and is now headed back in my direction. I continue toward her. As she
nears, I heave to, the wind gently carries me toward the Lynx's
course, and I'm able to snap many of pictures on the hope that one or
two will be worthwhile. I catch her coming and going, but at her
closest point she's too close.
recover from heave to to follow Lynx to the north for a while.
I plan on positioning myself a bit better for her return so that I
don't get too close
for good pictures. Disproving the adage "you can't teach an old dog
new tricks" is found in the broadside photo of Lynx as she passed
inbound for Antioch . . . I CAN learn from my blunders.
had come to leave Lynx behind; to call it a day, and head back toward
the Pittsburg ramp. At the South end of Winter Island I turned into
the Stockton shipping channel that shortcuts the natural course of the
San Joaquin River. Just around Point Beenar I am greeted to 25-30 knot
blow coming up the channel from the west. During my photo session

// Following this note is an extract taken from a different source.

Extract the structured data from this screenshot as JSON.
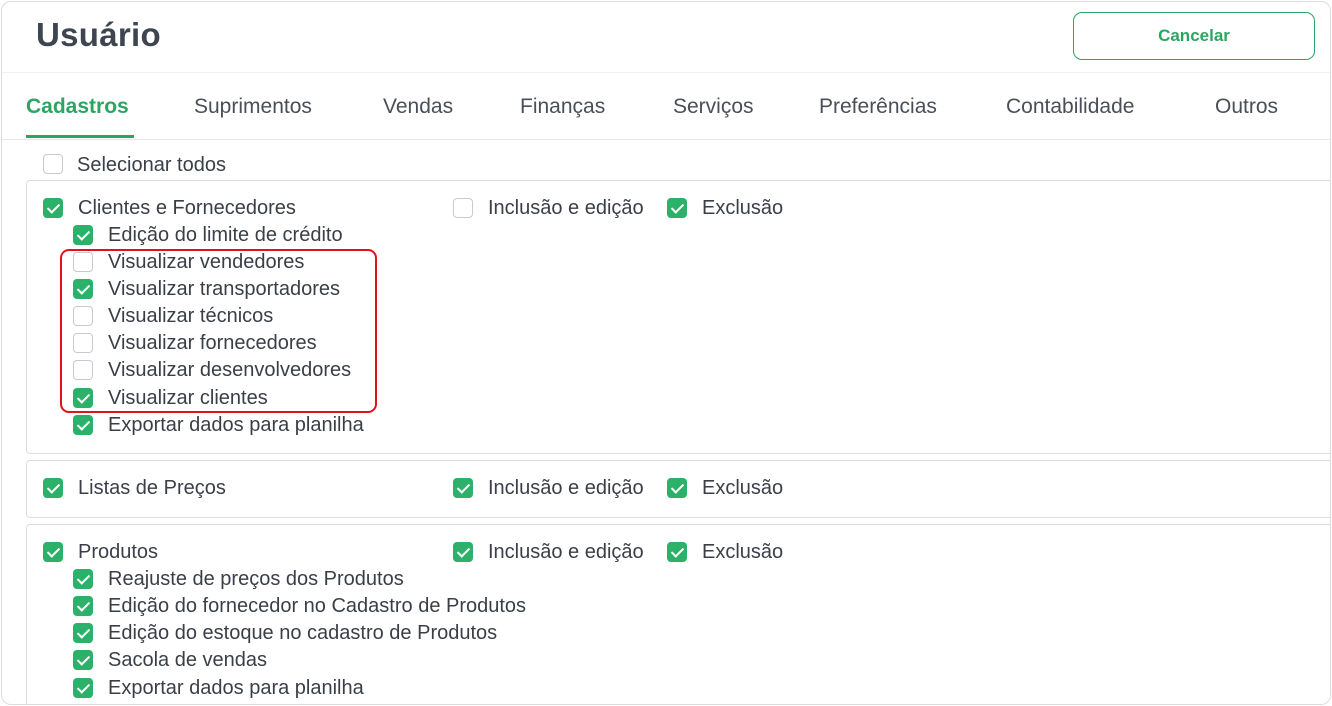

Winter Island had offered some protection, but now I was exposed to
the full strength of the afternoon winds.
cut a series of tacks down the channel, I was able to make good
headway. Both shorelines that define this channel are low in elevation
and have few structures along its two miles length. This means that
the winds blow unrestricted and consistent. It has been my experience
that the apparent wind direction is frequently changing along
shorelines with hills, tall trees and/or buildings. This can make it
difficult to hold a constant tack from one shore to the other, and
make it difficult to make reasonable headway in a windward direction.
determined to my satisfaction that I could make the ramp in a little
over an hour if I continued my tacks. But I didn't want to work that
hard this late in the day. In addition to the winds, the surf was up
as well . . . I was dealing with wind-driven swell of two to three
feet. As much fun as this was, I fired up my motor and pointed into
the waves, making the ramp in about 15 minutes. As I approached the
marina I found several Personal Water Craft taking advantage of the
swell in the channel. Conditions that would bring some of us in seem
to be ideal for others.
Lazy Ka hauled out and secured for the road, I drove over to Antioch
for one more up-close look at the Lynx. When I arrived I found her
young crew making her secure for the evening. Though not open to the
public she was attracting plenty of attention from folks who were
coming and gong to Humphrey's Restaurant . . . named after the migrant
whale that entered San Francisco Bay and swam up the Sacramento River
to Rio Vista in 1985. I spoke to one of the senior crew members who
said he enjoyed the Potter pursuit. He made points with other crew
because he knew what a West Wight Potter is!